For more information, please email me at [email protected].
Student Review #1
Student Review #2
Student Review #3
IF a(b)=(2ab)/(2ba) THEN b(a)=(2a (2ab)/(2ba)) / (2*(2ab)/(2ba)  a)
Simplifying, b(a)=b/(2ba) / (2ab)/(ba) = b(ba) / (2ba)(2ab)
We compare a(b) and b(a) OR (2ab)/(2ba) and b(ba) / (2ba)(2ab)
We may cancel out (2ba) in the denominators to get (2ab) and b(ba)/(2ab)
Further we may notice that (2ab) is repeated in the numerator and denominator, so we handle it as (2ab)^2 and b(ba)
The main question is whether (2ab)^2 > b(ba), we can immediately check that if b(ba)<0 then the answer is Yes, because the LHS will be squared and positive.
St(1) a<b implies that a is less than b merely, and we don't know either the value nor the sign of b. Hence Insuff
St(2) 2a<b the same as statement 1
Combining both we get no additional info, hence answer is E
Simplifying, b(a)=b/(2ba) / (2ab)/(ba) = b(ba) / (2ba)(2ab)
We compare a(b) and b(a) OR (2ab)/(2ba) and b(ba) / (2ba)(2ab)
We may cancel out (2ba) in the denominators to get (2ab) and b(ba)/(2ab)

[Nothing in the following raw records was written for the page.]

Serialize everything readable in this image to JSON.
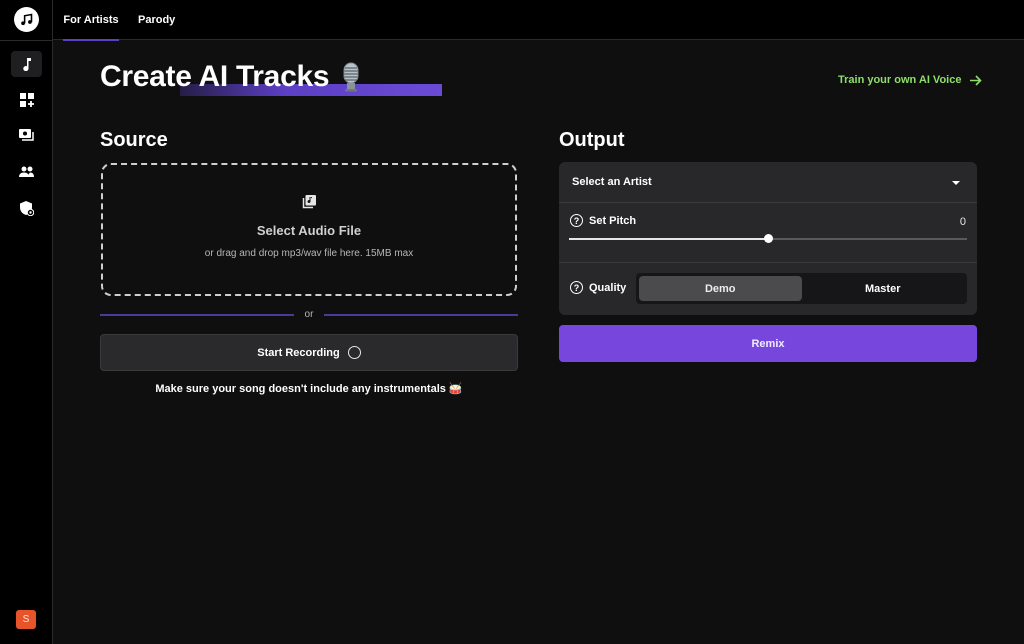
{
  "topbar": {
    "tabs": [
      {
        "label": "For Artists",
        "active": true
      },
      {
        "label": "Parody",
        "active": false
      }
    ]
  },
  "sidebar": {
    "items": [
      {
        "icon": "music-note-icon",
        "active": true
      },
      {
        "icon": "dashboard-add-icon",
        "active": false
      },
      {
        "icon": "library-icon",
        "active": false
      },
      {
        "icon": "people-icon",
        "active": false
      },
      {
        "icon": "shield-account-icon",
        "active": false
      }
    ],
    "avatar_initial": "S",
    "avatar_color": "#e8542a"
  },
  "page": {
    "title": "Create AI Tracks",
    "title_emoji": "microphone-icon",
    "train_link": "Train your own AI Voice",
    "accent_color": "#7747dd",
    "link_color": "#8ede6a"
  },
  "source": {
    "heading": "Source",
    "dropzone_title": "Select Audio File",
    "dropzone_subtitle": "or drag and drop mp3/wav file here. 15MB max",
    "or_text": "or",
    "record_label": "Start Recording",
    "note": "Make sure your song doesn't include any instrumentals 🥁"
  },
  "output": {
    "heading": "Output",
    "artist_select": "Select an Artist",
    "pitch_label": "Set Pitch",
    "pitch_value": "0",
    "pitch_slider_fraction": 0.5,
    "quality_label": "Quality",
    "quality_options": [
      "Demo",
      "Master"
    ],
    "quality_selected": "Demo",
    "remix_label": "Remix"
  }
}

Further we may notice that (2ab) is repeated in the numerator and denominator, so we handle it as (2ab)^2 and b(ba)
The main question is whether (2ab)^2 > b(ba), we can immediately check that if b(ba)<0 then the answer is Yes, because the LHS will be squared and positive.
St(1) a<b implies that a is less than b merely, and we don't know either the value nor the sign of b. Hence Insuff
St(2) 2a<b the same as statement 1
Combining both we get no additional info, hence answer is E
 Attachments

 Function.doc
 (32 KiB) Downloaded 31 times
Success doesn't come overnight!